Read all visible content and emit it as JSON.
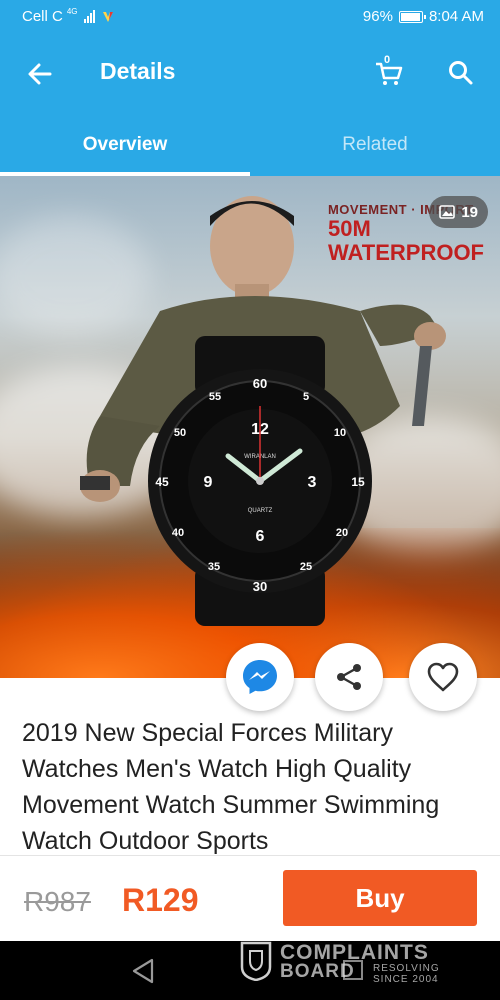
{
  "status_bar": {
    "carrier": "Cell C",
    "network_type": "4G",
    "battery": "96%",
    "battery_level": 0.96,
    "time": "8:04 AM"
  },
  "app_bar": {
    "title": "Details",
    "cart_count": "0",
    "icons": [
      "back-arrow-icon",
      "cart-icon",
      "search-icon"
    ]
  },
  "tabs": [
    {
      "label": "Overview",
      "active": true
    },
    {
      "label": "Related",
      "active": false
    }
  ],
  "product_image": {
    "overlay_line1": "MOVEMENT · IMPORT",
    "overlay_line2": "50M",
    "overlay_line3": "WATERPROOF",
    "photo_count": "19",
    "watch_brand": "WIRANLAN",
    "watch_quartz": "QUARTZ",
    "watch_numbers": [
      "60",
      "55",
      "5",
      "50",
      "10",
      "15",
      "45",
      "40",
      "20",
      "35",
      "25",
      "30"
    ],
    "watch_hours": [
      "12",
      "9",
      "3",
      "6"
    ]
  },
  "actions": {
    "messenger_icon": "messenger-icon",
    "share_icon": "share-icon",
    "wishlist_icon": "heart-icon"
  },
  "product": {
    "title": "2019 New Special Forces Military Watches Men's Watch High Quality Movement Watch Summer Swimming Watch Outdoor Sports"
  },
  "price_bar": {
    "old_price": "R987",
    "price": "R129",
    "buy_label": "Buy",
    "accent_color": "#f15a24"
  },
  "watermark": {
    "line1": "COMPLAINTS",
    "line2": "BOARD",
    "sub1": "RESOLVING",
    "sub2": "SINCE 2004"
  },
  "theme": {
    "primary": "#2aa9e6"
  }
}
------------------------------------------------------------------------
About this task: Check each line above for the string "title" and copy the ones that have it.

Result:
    "title": "Details",
    "title": "2019 New Special Forces Military Watches Men's Watch High Quality Movement Watch Summer Swimming Watch Outdoor Sports"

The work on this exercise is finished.